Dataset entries
....
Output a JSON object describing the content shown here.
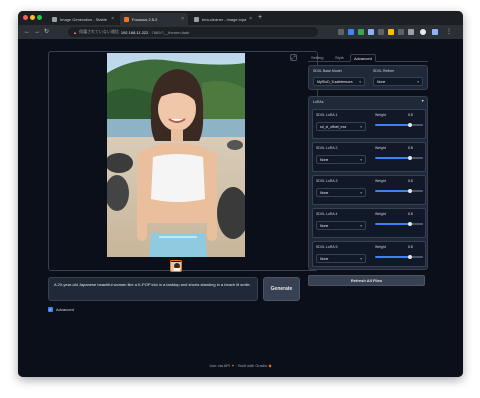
{
  "browser": {
    "tabs": [
      {
        "label": "Image Generation - Stable Diffus..."
      },
      {
        "label": "Fooocus 2.5.2"
      },
      {
        "label": "bria-cleaner - image inpainting"
      }
    ],
    "new_tab_icon": "+",
    "url": {
      "prefix": "保護されていない通信",
      "host": "192.168.11.222",
      "path": ":7860/?__theme=dark"
    }
  },
  "image_area": {
    "expand_icon": "expand-icon"
  },
  "prompt": {
    "value": "A 20-year-old Japanese beautiful woman like a K-POP idol in a tanktop and shorts standing in a beach lit smile."
  },
  "generate_label": "Generate",
  "advanced": {
    "label": "Advanced",
    "checked": true
  },
  "settings_tabs": [
    {
      "label": "Setting",
      "active": false
    },
    {
      "label": "Style",
      "active": false
    },
    {
      "label": "Advanced",
      "active": true
    }
  ],
  "base_model": {
    "label": "SDXL Base Model",
    "value": "MyRIoD_5.safetensors"
  },
  "refiner": {
    "label": "SDXL Refiner",
    "value": "None"
  },
  "loras": {
    "title": "LoRAs",
    "items": [
      {
        "label": "SDXL LoRA 1",
        "value": "sd_xl_offset_exa",
        "weight_label": "Weight",
        "weight": "0.5"
      },
      {
        "label": "SDXL LoRA 2",
        "value": "None",
        "weight_label": "Weight",
        "weight": "0.5"
      },
      {
        "label": "SDXL LoRA 3",
        "value": "None",
        "weight_label": "Weight",
        "weight": "0.5"
      },
      {
        "label": "SDXL LoRA 4",
        "value": "None",
        "weight_label": "Weight",
        "weight": "0.5"
      },
      {
        "label": "SDXL LoRA 5",
        "value": "None",
        "weight_label": "Weight",
        "weight": "0.5"
      }
    ]
  },
  "refresh_label": "Refresh All Files",
  "footer": {
    "api_text": "Use via API",
    "gradio_text": "Built with Gradio"
  },
  "colors": {
    "accent": "#3b82f6",
    "background": "#0b0f19",
    "panel": "#1f2937",
    "border": "#374151"
  }
}
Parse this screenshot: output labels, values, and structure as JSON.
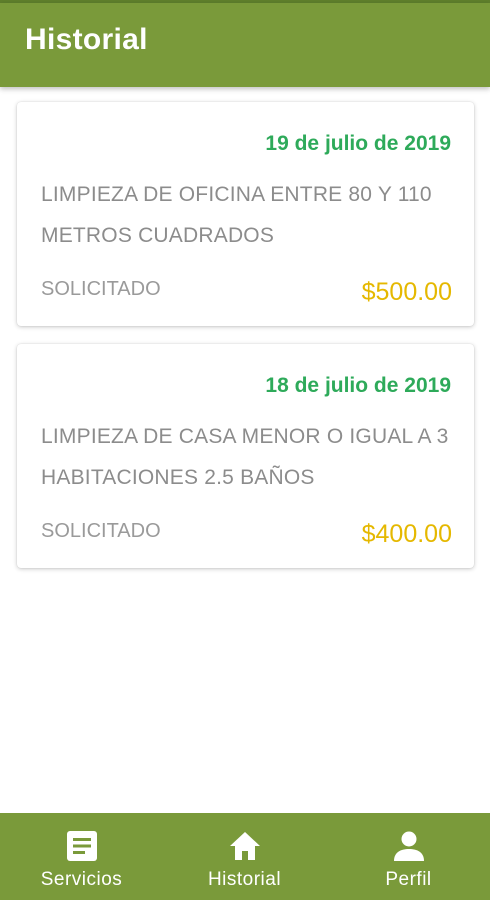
{
  "appbar": {
    "title": "Historial"
  },
  "history": [
    {
      "date": "19 de julio de 2019",
      "description": "LIMPIEZA DE OFICINA ENTRE 80 Y 110 METROS CUADRADOS",
      "status": "SOLICITADO",
      "price": "$500.00"
    },
    {
      "date": "18 de julio de 2019",
      "description": "LIMPIEZA DE CASA MENOR O IGUAL A 3 HABITACIONES 2.5 BAÑOS",
      "status": "SOLICITADO",
      "price": "$400.00"
    }
  ],
  "bottom_nav": {
    "items": [
      {
        "label": "Servicios",
        "icon": "document-list-icon"
      },
      {
        "label": "Historial",
        "icon": "home-icon"
      },
      {
        "label": "Perfil",
        "icon": "person-icon"
      }
    ]
  },
  "colors": {
    "primary": "#7a9a3a",
    "date": "#2eaa5a",
    "price": "#e5b800",
    "muted_text": "#8c8c8c"
  }
}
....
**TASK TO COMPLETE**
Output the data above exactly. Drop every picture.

**SOLUTION TO THIS EXERCISE**
Output a JSON object describing the content shown here.
{
  "browser": {
    "tabs": [
      {
        "label": "Image Generation - Stable Diffus..."
      },
      {
        "label": "Fooocus 2.5.2"
      },
      {
        "label": "bria-cleaner - image inpainting"
      }
    ],
    "new_tab_icon": "+",
    "url": {
      "prefix": "保護されていない通信",
      "host": "192.168.11.222",
      "path": ":7860/?__theme=dark"
    }
  },
  "image_area": {
    "expand_icon": "expand-icon"
  },
  "prompt": {
    "value": "A 20-year-old Japanese beautiful woman like a K-POP idol in a tanktop and shorts standing in a beach lit smile."
  },
  "generate_label": "Generate",
  "advanced": {
    "label": "Advanced",
    "checked": true
  },
  "settings_tabs": [
    {
      "label": "Setting",
      "active": false
    },
    {
      "label": "Style",
      "active": false
    },
    {
      "label": "Advanced",
      "active": true
    }
  ],
  "base_model": {
    "label": "SDXL Base Model",
    "value": "MyRIoD_5.safetensors"
  },
  "refiner": {
    "label": "SDXL Refiner",
    "value": "None"
  },
  "loras": {
    "title": "LoRAs",
    "items": [
      {
        "label": "SDXL LoRA 1",
        "value": "sd_xl_offset_exa",
        "weight_label": "Weight",
        "weight": "0.5"
      },
      {
        "label": "SDXL LoRA 2",
        "value": "None",
        "weight_label": "Weight",
        "weight": "0.5"
      },
      {
        "label": "SDXL LoRA 3",
        "value": "None",
        "weight_label": "Weight",
        "weight": "0.5"
      },
      {
        "label": "SDXL LoRA 4",
        "value": "None",
        "weight_label": "Weight",
        "weight": "0.5"
      },
      {
        "label": "SDXL LoRA 5",
        "value": "None",
        "weight_label": "Weight",
        "weight": "0.5"
      }
    ]
  },
  "refresh_label": "Refresh All Files",
  "footer": {
    "api_text": "Use via API",
    "gradio_text": "Built with Gradio"
  },
  "colors": {
    "accent": "#3b82f6",
    "background": "#0b0f19",
    "panel": "#1f2937",
    "border": "#374151"
  }
}
Parse this screenshot: output labels, values, and structure as JSON.
{
  "appbar": {
    "title": "Historial"
  },
  "history": [
    {
      "date": "19 de julio de 2019",
      "description": "LIMPIEZA DE OFICINA ENTRE 80 Y 110 METROS CUADRADOS",
      "status": "SOLICITADO",
      "price": "$500.00"
    },
    {
      "date": "18 de julio de 2019",
      "description": "LIMPIEZA DE CASA MENOR O IGUAL A 3 HABITACIONES 2.5 BAÑOS",
      "status": "SOLICITADO",
      "price": "$400.00"
    }
  ],
  "bottom_nav": {
    "items": [
      {
        "label": "Servicios",
        "icon": "document-list-icon"
      },
      {
        "label": "Historial",
        "icon": "home-icon"
      },
      {
        "label": "Perfil",
        "icon": "person-icon"
      }
    ]
  },
  "colors": {
    "primary": "#7a9a3a",
    "date": "#2eaa5a",
    "price": "#e5b800",
    "muted_text": "#8c8c8c"
  }
}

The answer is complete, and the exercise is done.